SOURCE RECORDS: Begin

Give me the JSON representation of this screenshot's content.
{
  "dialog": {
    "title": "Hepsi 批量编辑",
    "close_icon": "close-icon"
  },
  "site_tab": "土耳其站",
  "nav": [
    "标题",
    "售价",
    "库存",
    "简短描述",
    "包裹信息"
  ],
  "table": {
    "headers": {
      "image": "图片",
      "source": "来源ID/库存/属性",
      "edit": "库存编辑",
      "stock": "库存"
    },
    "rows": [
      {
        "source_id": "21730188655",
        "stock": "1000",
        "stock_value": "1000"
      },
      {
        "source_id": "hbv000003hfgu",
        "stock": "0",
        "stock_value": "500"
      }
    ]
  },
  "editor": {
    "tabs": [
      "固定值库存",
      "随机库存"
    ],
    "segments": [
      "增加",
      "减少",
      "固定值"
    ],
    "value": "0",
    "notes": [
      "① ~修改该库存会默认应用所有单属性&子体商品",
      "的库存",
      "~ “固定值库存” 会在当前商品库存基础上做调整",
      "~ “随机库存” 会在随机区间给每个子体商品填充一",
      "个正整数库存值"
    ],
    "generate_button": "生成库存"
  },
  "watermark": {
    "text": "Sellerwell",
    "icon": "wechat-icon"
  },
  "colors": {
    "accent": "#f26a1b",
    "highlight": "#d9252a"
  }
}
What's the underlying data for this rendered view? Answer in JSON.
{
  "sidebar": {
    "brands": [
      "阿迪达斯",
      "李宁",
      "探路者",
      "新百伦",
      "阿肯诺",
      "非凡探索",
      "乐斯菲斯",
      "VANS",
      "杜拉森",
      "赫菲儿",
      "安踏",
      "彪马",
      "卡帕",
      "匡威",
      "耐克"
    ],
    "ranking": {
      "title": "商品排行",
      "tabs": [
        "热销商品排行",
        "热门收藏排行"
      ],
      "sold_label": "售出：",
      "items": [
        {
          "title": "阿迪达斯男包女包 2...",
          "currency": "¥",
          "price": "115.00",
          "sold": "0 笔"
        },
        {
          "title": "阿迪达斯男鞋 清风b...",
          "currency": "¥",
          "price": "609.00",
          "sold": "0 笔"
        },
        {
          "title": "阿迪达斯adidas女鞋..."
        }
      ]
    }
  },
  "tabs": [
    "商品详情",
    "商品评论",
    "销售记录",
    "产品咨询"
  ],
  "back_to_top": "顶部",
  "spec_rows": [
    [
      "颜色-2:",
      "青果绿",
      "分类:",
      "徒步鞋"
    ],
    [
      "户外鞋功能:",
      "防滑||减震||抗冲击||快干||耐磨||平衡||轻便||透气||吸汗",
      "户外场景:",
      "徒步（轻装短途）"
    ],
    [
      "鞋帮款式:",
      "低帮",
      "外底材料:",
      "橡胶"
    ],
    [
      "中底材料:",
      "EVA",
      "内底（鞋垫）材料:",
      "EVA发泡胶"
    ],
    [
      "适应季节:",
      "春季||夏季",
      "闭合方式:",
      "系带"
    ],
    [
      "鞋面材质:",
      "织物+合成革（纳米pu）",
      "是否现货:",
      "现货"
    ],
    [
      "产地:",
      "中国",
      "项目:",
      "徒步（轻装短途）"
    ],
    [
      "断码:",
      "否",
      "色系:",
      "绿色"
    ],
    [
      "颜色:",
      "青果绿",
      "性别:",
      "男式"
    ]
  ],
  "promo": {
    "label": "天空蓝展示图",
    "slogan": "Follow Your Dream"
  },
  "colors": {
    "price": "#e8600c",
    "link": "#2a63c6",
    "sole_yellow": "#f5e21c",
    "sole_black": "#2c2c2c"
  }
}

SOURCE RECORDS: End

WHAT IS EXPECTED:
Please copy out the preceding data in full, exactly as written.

OUTPUT FOR THIS EXERCISE:
Give me the JSON representation of this screenshot's content.
{
  "dialog": {
    "title": "Hepsi 批量编辑",
    "close_icon": "close-icon"
  },
  "site_tab": "土耳其站",
  "nav": [
    "标题",
    "售价",
    "库存",
    "简短描述",
    "包裹信息"
  ],
  "table": {
    "headers": {
      "image": "图片",
      "source": "来源ID/库存/属性",
      "edit": "库存编辑",
      "stock": "库存"
    },
    "rows": [
      {
        "source_id": "21730188655",
        "stock": "1000",
        "stock_value": "1000"
      },
      {
        "source_id": "hbv000003hfgu",
        "stock": "0",
        "stock_value": "500"
      }
    ]
  },
  "editor": {
    "tabs": [
      "固定值库存",
      "随机库存"
    ],
    "segments": [
      "增加",
      "减少",
      "固定值"
    ],
    "value": "0",
    "notes": [
      "① ~修改该库存会默认应用所有单属性&子体商品",
      "的库存",
      "~ “固定值库存” 会在当前商品库存基础上做调整",
      "~ “随机库存” 会在随机区间给每个子体商品填充一",
      "个正整数库存值"
    ],
    "generate_button": "生成库存"
  },
  "watermark": {
    "text": "Sellerwell",
    "icon": "wechat-icon"
  },
  "colors": {
    "accent": "#f26a1b",
    "highlight": "#d9252a"
  }
}
What's the underlying data for this rendered view? Answer in JSON.
{
  "sidebar": {
    "brands": [
      "阿迪达斯",
      "李宁",
      "探路者",
      "新百伦",
      "阿肯诺",
      "非凡探索",
      "乐斯菲斯",
      "VANS",
      "杜拉森",
      "赫菲儿",
      "安踏",
      "彪马",
      "卡帕",
      "匡威",
      "耐克"
    ],
    "ranking": {
      "title": "商品排行",
      "tabs": [
        "热销商品排行",
        "热门收藏排行"
      ],
      "sold_label": "售出：",
      "items": [
        {
          "title": "阿迪达斯男包女包 2...",
          "currency": "¥",
          "price": "115.00",
          "sold": "0 笔"
        },
        {
          "title": "阿迪达斯男鞋 清风b...",
          "currency": "¥",
          "price": "609.00",
          "sold": "0 笔"
        },
        {
          "title": "阿迪达斯adidas女鞋..."
        }
      ]
    }
  },
  "tabs": [
    "商品详情",
    "商品评论",
    "销售记录",
    "产品咨询"
  ],
  "back_to_top": "顶部",
  "spec_rows": [
    [
      "颜色-2:",
      "青果绿",
      "分类:",
      "徒步鞋"
    ],
    [
      "户外鞋功能:",
      "防滑||减震||抗冲击||快干||耐磨||平衡||轻便||透气||吸汗",
      "户外场景:",
      "徒步（轻装短途）"
    ],
    [
      "鞋帮款式:",
      "低帮",
      "外底材料:",
      "橡胶"
    ],
    [
      "中底材料:",
      "EVA",
      "内底（鞋垫）材料:",
      "EVA发泡胶"
    ],
    [
      "适应季节:",
      "春季||夏季",
      "闭合方式:",
      "系带"
    ],
    [
      "鞋面材质:",
      "织物+合成革（纳米pu）",
      "是否现货:",
      "现货"
    ],
    [
      "产地:",
      "中国",
      "项目:",
      "徒步（轻装短途）"
    ],
    [
      "断码:",
      "否",
      "色系:",
      "绿色"
    ],
    [
      "颜色:",
      "青果绿",
      "性别:",
      "男式"
    ]
  ],
  "promo": {
    "label": "天空蓝展示图",
    "slogan": "Follow Your Dream"
  },
  "colors": {
    "price": "#e8600c",
    "link": "#2a63c6",
    "sole_yellow": "#f5e21c",
    "sole_black": "#2c2c2c"
  }
}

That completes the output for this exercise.